Now the third tip that I'd like to briefly touch on is related to creating an informed customer, but it's specifically about communication. Take into account that different cultures have different styles of communicating. I'm not necessarily talking about language. I'm talking about whether we're very direct with our communication or whether we're very diplomatic with our communication.
In Australia, we tend to be fairly direct compared with many other cultures. For example, we have sayings like “tell it like it is” or “call a spade, a spade”. In the context of healthcare, you might have the expectation that as a healthcare practitioner have an open and honest conversation with your clients and that they are being open and honest with you.
Now it can be a big assumption to try to get someone from a cultural background who does not have that style of communication. They could instead be very diplomatic, meaning that you could totally misunderstand what it is that they are saying.
That's because when you've got people from those cultural backgrounds that are a lot more diplomatic or indirect in their conversation styles, they have an expectation that you will read between the lines. It's not necessarily what they say to you. It's what they're not saying to you. That is an important part of the overall message that they are trying to convey to you.

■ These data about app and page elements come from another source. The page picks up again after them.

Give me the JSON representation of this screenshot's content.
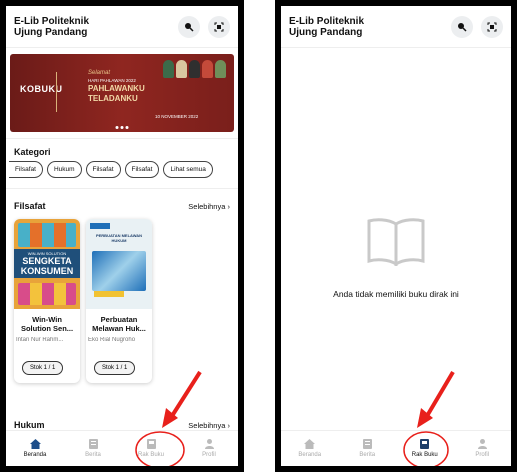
{
  "app": {
    "title_line1": "E-Lib Politeknik",
    "title_line2": "Ujung Pandang"
  },
  "banner": {
    "logo": "KOBUKU",
    "greeting": "Selamat",
    "subtitle": "HARI PAHLAWAN 2022",
    "headline1": "PAHLAWANKU",
    "headline2": "TELADANKU",
    "date": "10 NOVEMBER 2022"
  },
  "kategori": {
    "title": "Kategori",
    "chips": [
      "Filsafat",
      "Hukum",
      "Filsafat",
      "Filsafat",
      "Lihat semua"
    ]
  },
  "filsafat": {
    "title": "Filsafat",
    "more": "Selebihnya",
    "books": [
      {
        "title_line1": "Win-Win",
        "title_line2": "Solution Sen...",
        "author": "Intan Nur Rahm...",
        "stock": "Stok 1 / 1",
        "cover_line1": "WIN-WIN SOLUTION",
        "cover_line2": "SENGKETA",
        "cover_line3": "KONSUMEN"
      },
      {
        "title_line1": "Perbuatan",
        "title_line2": "Melawan Huk...",
        "author": "Eko Rial Nugroho",
        "stock": "Stok 1 / 1",
        "cover_line1": "PERBUATAN MELAWAN HUKUM"
      }
    ]
  },
  "hukum": {
    "title": "Hukum",
    "more": "Selebihnya"
  },
  "tabs": [
    "Beranda",
    "Berita",
    "Rak Buku",
    "Profil"
  ],
  "empty_state": {
    "message": "Anda tidak memiliki buku dirak ini"
  },
  "colors": {
    "banner": "#8f2620",
    "annotation": "#e8201b"
  }
}
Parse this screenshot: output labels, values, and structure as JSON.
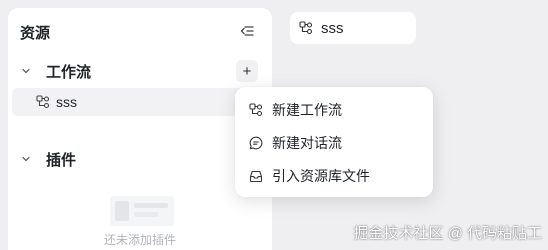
{
  "panel": {
    "title": "资源",
    "collapse_icon": "collapse-left-icon"
  },
  "sections": {
    "workflow": {
      "label": "工作流",
      "add_label": "+",
      "items": [
        {
          "label": "sss",
          "icon": "workflow-icon"
        }
      ]
    },
    "plugins": {
      "label": "插件",
      "empty_text": "还未添加插件"
    }
  },
  "tab": {
    "label": "sss",
    "icon": "workflow-icon"
  },
  "menu": {
    "items": [
      {
        "label": "新建工作流",
        "icon": "workflow-icon"
      },
      {
        "label": "新建对话流",
        "icon": "chat-flow-icon"
      },
      {
        "label": "引入资源库文件",
        "icon": "inbox-icon"
      }
    ]
  },
  "watermark": "掘金技术社区 @ 代码粘贴工"
}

For example, you're talking about mental health or sexual health. There can be certain parts that they may leave out of the discussion with you, but they infer that certain things have happened based on some of the broader context that they have explained to you. That's why, in those cultures, there's a lot more storytelling involved because it's all about providing the context. The emphasis is then on you trying to fill in the blanks and understand exactly what is going on. So that's something really to take into account communication styles from a cultural perspective.
Now these three tips that I've just said with you are specific to healthcare, but, regardless of what industry you're in, there is one piece of advice that, that I would love to share with you.
When you are dealing with people from different cultural backgrounds and you’re providing them a service, the biggest pitfall in providing service to people from culturally diverse backgrounds is to not overcome or be aware of cultural misunderstandings and cultural miscommunication. This is something that you really should take into account when you are doing your customer journey mapping when you are trying to expand your market.